This note explains the history and operation of selective licensing schemes for private rented properties since local authorities acquired the power to introduce these schemes in April 2006.Jump to full report >>
This note explains the history and operation of selective licensing schemes for private rented properties since local authorities acquired the power to introduce these schemes in April 2006.
Sections 79, 80 and 81 of the Housing Act 2004 provided for the introduction of a scheme of selective licensing of private landlords in a local housing authority’s area. Selective licensing is intended to address the impact of poor quality private landlords and anti-social tenants. It has primarily been developed with the need to tackle problems in areas of low housing demand in mind – although the Act also allows for selective licensing in some other circumstances. Many of the provisions relating to selective licensing are similar to those relating to the mandatory and discretionary licensing of Houses in Multiple Occupation (HMOs) – regimes which were also introduced by the 2004 Act.
In an area subject to selective licensing, all private landlords must obtain a licence and if they fail to do so, or fail to achieve acceptable management standards, the authority can take enforcement action - e.g., issuing a fine of up to £20,000 or in some cases, assuming management control of the property. The London Borough of Newham introduced a selective licensing scheme covering all private rented properties in the borough in January 2013 – a number of authorities have followed suit. Increased interest in licensing appears to be directly linked to the growth of the sector (now the second largest tenure in England).

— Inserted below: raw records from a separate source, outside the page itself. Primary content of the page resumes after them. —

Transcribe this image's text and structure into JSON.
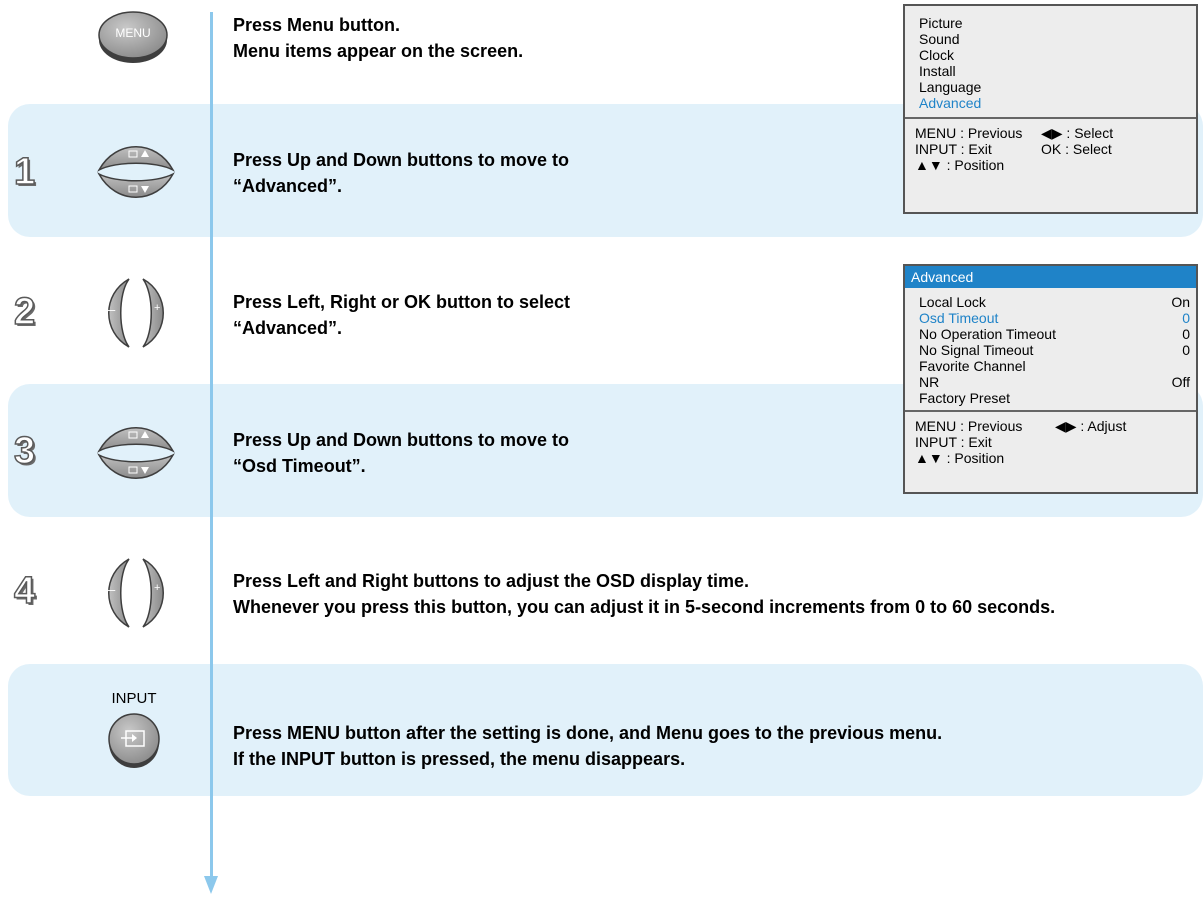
{
  "steps": {
    "intro": {
      "line1": "Press Menu button.",
      "line2": "Menu items appear on the screen."
    },
    "s1": {
      "number": "1",
      "line1": "Press Up and Down buttons to move to",
      "line2": "“Advanced”."
    },
    "s2": {
      "number": "2",
      "line1": "Press Left, Right or OK button to select",
      "line2": "“Advanced”."
    },
    "s3": {
      "number": "3",
      "line1": "Press Up and Down buttons to move to",
      "line2": "“Osd Timeout”."
    },
    "s4": {
      "number": "4",
      "line1": "Press Left and Right buttons to adjust the OSD display time.",
      "line2": "Whenever you press this button, you can adjust it in 5-second increments from 0 to 60 seconds."
    },
    "final": {
      "l1_a": "Press ",
      "l1_b": "MENU",
      "l1_c": " button after the setting is done, and Menu goes to the ",
      "l1_d": "previous menu",
      "l1_e": ".",
      "l2_a": "If the ",
      "l2_b": "INPUT",
      "l2_c": " button is pressed, the ",
      "l2_d": "menu disappears",
      "l2_e": "."
    }
  },
  "buttons": {
    "menu_label": "MENU",
    "input_label": "INPUT",
    "minus": "–",
    "plus": "+",
    "up_arrow": "▲",
    "down_arrow": "▼"
  },
  "osd_main": {
    "items": [
      "Picture",
      "Sound",
      "Clock",
      "Install",
      "Language",
      "Advanced"
    ],
    "highlighted": "Advanced",
    "footer": {
      "r1_left": "MENU : Previous",
      "r1_right": "◀▶ : Select",
      "r2_left": "INPUT : Exit",
      "r2_right": "OK : Select",
      "r3_left": "▲▼ : Position"
    }
  },
  "osd_advanced": {
    "title": "Advanced",
    "rows": [
      {
        "label": "Local Lock",
        "value": "On"
      },
      {
        "label": "Osd Timeout",
        "value": "0"
      },
      {
        "label": "No Operation Timeout",
        "value": "0"
      },
      {
        "label": "No Signal Timeout",
        "value": "0"
      },
      {
        "label": "Favorite Channel",
        "value": ""
      },
      {
        "label": "NR",
        "value": "Off"
      },
      {
        "label": "Factory Preset",
        "value": ""
      }
    ],
    "highlighted": "Osd Timeout",
    "footer": {
      "r1_left": "MENU : Previous",
      "r1_right": "◀▶ : Adjust",
      "r2_left": "INPUT : Exit",
      "r3_left": "▲▼ : Position"
    }
  },
  "colors": {
    "band": "#e1f1fa",
    "line": "#8cc8ec",
    "highlight": "#1f83c8"
  }
}
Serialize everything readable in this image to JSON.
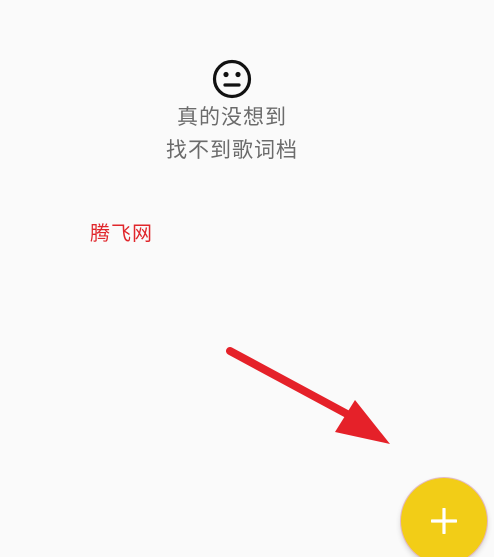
{
  "empty_state": {
    "icon": "neutral-face-icon",
    "line1": "真的没想到",
    "line2": "找不到歌词档"
  },
  "watermark": {
    "text": "腾飞网"
  },
  "annotation": {
    "icon": "arrow-icon",
    "color": "#e52129"
  },
  "fab": {
    "icon": "plus-icon",
    "background": "#f2cd17"
  }
}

The Communities and Local Government Committee’s inquiry into the private rented sector (2012-13) considered the operation of selective licensing and recommended that the Government should bring forward proposals for a reformed approach. In the February 2014 consultation paper, Review of Property Conditions in the Private Rented Sector, the Government criticised borough-wide licensing schemes and expressed a preference for voluntary accreditation. The deadline for responses to the consultation exercise was 28 March 2014. At the time of writing the Government’s response had not been published; however, Brandon Lewis (the Minister) wrote to all local authorities on 11 March 2015 advising that, from 1 April 2015, local authorities will have to seek confirmation from the Secretary of State for any selective licensing scheme which would cover more than 20% of their geographical area or would affect more than 20% of privately rented homes in the local authority area. This will not apply retrospectively.
Background information on the origins of the scheme can be found in Part III of Library Research Paper 04/02, The Housing Bill. DCLG published two leaflets on the subject: a general guide - Selective Licensing of other residential accommodation (now archived); and a procedural document, aimed mainly at local authorities considering a selective licensing scheme – Approval steps for Additional and Selective Licensing Designation in England (now archived).
Other relevant Library Standard Notes include: SN/SP/1012 Anti-social behaviour in private housing and SN/SP/708 Houses in multiple occupation (HMOs).
Commons Briefing papers SN04634
Authors: Nerys Roberts; Wendy Wilson